Children of Immigrants Longitudinal Study (CILS) was designed to study the adaptation process of the immigrant second generation. CILS followed a sample of over 5,200 children of immigrants from early adolescence to early adulthood, interviewing them at three key points of their life cycle: in junior high school, at average age 14, just prior to high school graduation (or dropping out of school), at average age 17, at the beginning of their work careers (or continuing schooling), at average age 24. Each sample wave retrieved approximately 85 percent of the preceding one. The third wave produced data on 3,564 respondents or 68 percent of the original sample.
The New Immigrant Survey (NIS) is a nationally representative multi-cohort longitudinal study of new legal immigrants and their children to the United States based on nationally representative samples of the administrative records, compiled by the U.S. Immigration and Naturalization Service (INS), pertaining to immigrants newly admitted to permanent residence. It asks about immigrant lifestyles pre- and post-immigration, family networks, schooling, health, employment, income and transfers, housing, and assimiliation.
The Comparative Immigrant Organizations Project (CIOP) studied the effects of transnational and domestic organizations on the political incorporation of Latin American (Mexican, Colombian, Dominican) immigrants in the United States by examining the views of leaders of immigrant organizations toward citizenship acquisition and political participation in the United States as well as the actual activities of these organizations in civic life and politics, both in the United States and abroad. The dataset contains detailed measures of the extent of economic, political, and socio-cultural transnationalism, activities in the U.S. and sending countries, and characteristics of both the organizations and their members.
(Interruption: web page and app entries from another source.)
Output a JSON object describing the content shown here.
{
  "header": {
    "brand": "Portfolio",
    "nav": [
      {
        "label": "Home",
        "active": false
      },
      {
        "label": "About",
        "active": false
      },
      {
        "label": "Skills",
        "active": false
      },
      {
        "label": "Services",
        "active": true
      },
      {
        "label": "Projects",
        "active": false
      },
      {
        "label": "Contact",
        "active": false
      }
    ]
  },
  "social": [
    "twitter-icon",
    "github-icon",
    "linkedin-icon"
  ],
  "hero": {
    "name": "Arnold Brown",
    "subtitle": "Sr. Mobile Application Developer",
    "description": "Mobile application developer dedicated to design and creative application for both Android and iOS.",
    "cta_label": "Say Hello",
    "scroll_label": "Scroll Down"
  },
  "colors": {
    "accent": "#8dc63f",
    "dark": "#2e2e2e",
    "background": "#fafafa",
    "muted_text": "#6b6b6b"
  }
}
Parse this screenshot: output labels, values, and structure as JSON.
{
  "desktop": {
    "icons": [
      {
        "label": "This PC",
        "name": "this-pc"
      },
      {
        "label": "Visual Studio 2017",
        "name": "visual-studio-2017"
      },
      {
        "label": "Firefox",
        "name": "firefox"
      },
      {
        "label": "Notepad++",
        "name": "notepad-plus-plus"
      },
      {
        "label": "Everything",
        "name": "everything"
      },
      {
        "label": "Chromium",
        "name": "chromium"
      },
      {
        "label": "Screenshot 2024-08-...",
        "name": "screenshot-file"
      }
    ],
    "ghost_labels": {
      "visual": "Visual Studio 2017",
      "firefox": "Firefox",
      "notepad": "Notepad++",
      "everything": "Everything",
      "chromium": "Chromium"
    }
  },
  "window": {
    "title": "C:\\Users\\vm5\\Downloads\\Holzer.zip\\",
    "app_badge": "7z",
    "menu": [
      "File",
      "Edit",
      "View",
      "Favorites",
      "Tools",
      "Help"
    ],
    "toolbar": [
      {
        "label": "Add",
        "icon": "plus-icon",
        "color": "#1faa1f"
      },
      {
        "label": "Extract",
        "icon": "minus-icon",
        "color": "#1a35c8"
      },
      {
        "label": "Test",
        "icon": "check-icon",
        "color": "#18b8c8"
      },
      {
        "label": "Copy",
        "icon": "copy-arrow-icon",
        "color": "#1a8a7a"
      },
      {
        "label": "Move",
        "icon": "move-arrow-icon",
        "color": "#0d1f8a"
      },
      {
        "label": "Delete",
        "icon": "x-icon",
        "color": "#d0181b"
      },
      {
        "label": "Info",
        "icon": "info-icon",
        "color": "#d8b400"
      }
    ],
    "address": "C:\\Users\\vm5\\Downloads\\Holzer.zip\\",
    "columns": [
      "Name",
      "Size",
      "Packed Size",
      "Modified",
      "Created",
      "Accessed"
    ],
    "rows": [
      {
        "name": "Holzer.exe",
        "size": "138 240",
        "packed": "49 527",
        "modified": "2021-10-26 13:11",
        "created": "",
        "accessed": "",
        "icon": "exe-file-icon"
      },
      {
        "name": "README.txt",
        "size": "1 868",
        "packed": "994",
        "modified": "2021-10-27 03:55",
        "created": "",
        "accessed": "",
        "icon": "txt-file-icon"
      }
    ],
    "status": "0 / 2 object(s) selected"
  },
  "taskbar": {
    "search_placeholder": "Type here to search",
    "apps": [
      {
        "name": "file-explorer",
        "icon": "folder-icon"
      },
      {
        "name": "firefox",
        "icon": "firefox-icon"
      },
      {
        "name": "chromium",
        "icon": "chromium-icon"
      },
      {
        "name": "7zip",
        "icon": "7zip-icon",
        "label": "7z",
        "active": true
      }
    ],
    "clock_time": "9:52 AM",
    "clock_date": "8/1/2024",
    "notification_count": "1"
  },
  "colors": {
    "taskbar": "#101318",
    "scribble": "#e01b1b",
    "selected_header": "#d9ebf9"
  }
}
Data in both Stata and SPSS formats.
Repository of datasets conducted by researchers at the Center for Migration and Development at Princeton University.
Thank you to Jeremy Darrington for his work compiling and sharing these resources: https://libguides.princeton.edu/migration.